    Many in the country were outraged when the BBC failed to report on the July 19th national demonstration which had been attended by tens of thousands of demonstrators. It belatedly addressed this with a hastily-arranged piece on its website, for which it had to borrow an image from a rival broadcaster. It has also been commented that since the outcry, the BBC’s reporting had apparently become more balanced. This was in part down to the reporting of Middle East correspondent Jeremy Bowen from the front-line in Gaza. Strangely – indeed, inexplicably – Bowen is absent from the reporting this week as he is, according to Twitter, ‘on holiday’.
    The BBC has been dogged by scandals in the past year and has faced questioning on its integrity, from the child abuse scandal to questions about executive pay-offs, with licence fee payers increasingly turning their backs on the institution in favour of other media outlets.
    We will keep you up to date with the developments on the public enquiry.

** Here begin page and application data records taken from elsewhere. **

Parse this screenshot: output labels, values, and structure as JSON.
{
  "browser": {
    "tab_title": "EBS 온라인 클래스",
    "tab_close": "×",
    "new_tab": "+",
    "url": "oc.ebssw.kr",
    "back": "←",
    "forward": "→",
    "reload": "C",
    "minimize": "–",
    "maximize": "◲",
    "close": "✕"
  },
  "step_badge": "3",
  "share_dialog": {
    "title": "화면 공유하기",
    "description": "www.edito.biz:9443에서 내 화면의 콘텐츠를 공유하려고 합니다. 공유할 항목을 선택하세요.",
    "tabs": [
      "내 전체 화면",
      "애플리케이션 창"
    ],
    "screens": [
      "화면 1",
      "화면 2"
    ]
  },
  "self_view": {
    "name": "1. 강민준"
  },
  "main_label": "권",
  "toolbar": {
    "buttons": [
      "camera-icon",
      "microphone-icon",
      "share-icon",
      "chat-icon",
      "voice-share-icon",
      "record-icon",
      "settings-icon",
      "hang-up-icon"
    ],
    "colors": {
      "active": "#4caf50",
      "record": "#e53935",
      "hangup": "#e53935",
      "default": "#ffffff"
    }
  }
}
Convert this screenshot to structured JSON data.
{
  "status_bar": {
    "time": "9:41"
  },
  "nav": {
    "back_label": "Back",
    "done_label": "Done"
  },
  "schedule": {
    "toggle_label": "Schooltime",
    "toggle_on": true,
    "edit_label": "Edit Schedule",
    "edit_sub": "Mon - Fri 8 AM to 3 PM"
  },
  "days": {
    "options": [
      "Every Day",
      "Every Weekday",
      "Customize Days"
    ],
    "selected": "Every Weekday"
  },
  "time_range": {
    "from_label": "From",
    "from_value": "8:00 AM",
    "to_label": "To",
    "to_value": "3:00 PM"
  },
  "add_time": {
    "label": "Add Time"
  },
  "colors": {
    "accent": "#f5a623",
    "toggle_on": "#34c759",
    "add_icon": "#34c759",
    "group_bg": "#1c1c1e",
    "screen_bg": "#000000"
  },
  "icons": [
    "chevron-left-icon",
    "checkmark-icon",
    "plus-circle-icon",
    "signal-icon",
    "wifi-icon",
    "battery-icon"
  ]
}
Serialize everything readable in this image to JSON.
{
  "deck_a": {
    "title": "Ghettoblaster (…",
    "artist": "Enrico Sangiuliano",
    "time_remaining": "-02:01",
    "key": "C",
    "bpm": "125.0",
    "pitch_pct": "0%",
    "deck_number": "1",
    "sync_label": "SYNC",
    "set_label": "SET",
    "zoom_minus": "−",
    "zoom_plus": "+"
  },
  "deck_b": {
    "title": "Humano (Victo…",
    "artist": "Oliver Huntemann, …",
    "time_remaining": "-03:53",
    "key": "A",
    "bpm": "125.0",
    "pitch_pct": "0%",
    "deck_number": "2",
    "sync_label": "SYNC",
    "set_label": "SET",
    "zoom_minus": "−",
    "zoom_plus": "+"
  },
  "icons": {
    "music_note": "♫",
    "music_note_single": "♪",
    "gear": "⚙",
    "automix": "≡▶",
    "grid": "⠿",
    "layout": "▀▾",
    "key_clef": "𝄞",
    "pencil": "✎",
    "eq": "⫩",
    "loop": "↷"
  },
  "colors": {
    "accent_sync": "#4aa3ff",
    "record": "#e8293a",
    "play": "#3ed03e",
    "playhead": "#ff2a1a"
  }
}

If you can help in any way with the enquiry, please email

Quranic justification for cutting trees during war...

In the name of Allah, the most Gracious the most Merciful

I wrote this article in response to the question posed by an atheist friend of mine who quoted the following aayah of the Qur’an:

Whatever you have cut down of [their] palm trees or left standing on their trunks - it was by permission of Allah and so He would disgrace the defiantly disobedient.
(Quran 59;5)

His argument has been that, "I have been told hundreds of times that Islamic ethics of war even prohibit chopping of trees unnecessarily, let alone killing of innocent civilians, women and children. Yet the above verse of Quran justifies not only the way Jews of Medina were treated but the chopping of tender palm trees."


In order to understand the reasoning behind Prophet Muhammad’s (SAW) dealing with the Jews of Medina and ordering the cutting of ‘tender’ palm trees, it is important to understand the historical background of that particular incident.

Missing In Action

by Eric Roberts 

Pay within the National Health Service has been cut from between 8% and 12% since 2010!
Coincidentally from the same time the Conservative Party and the Liberal Democrats took it upon themselves (they have no mandate from the British people) to butcher the NHS and sell the carcass on to the highest bidder, who, nine times out of ten, have been wealthy donors to, and, supporters of,  you've guessed it, the Conservative and Liberal Democrat Parties!
60% of staff within the NHS will not get a pay increase in 2014! The 'lucky' 40% who do, will get 1% (non consolidated) with not so much strings attached, but River Mersey ferry docking ropes attached!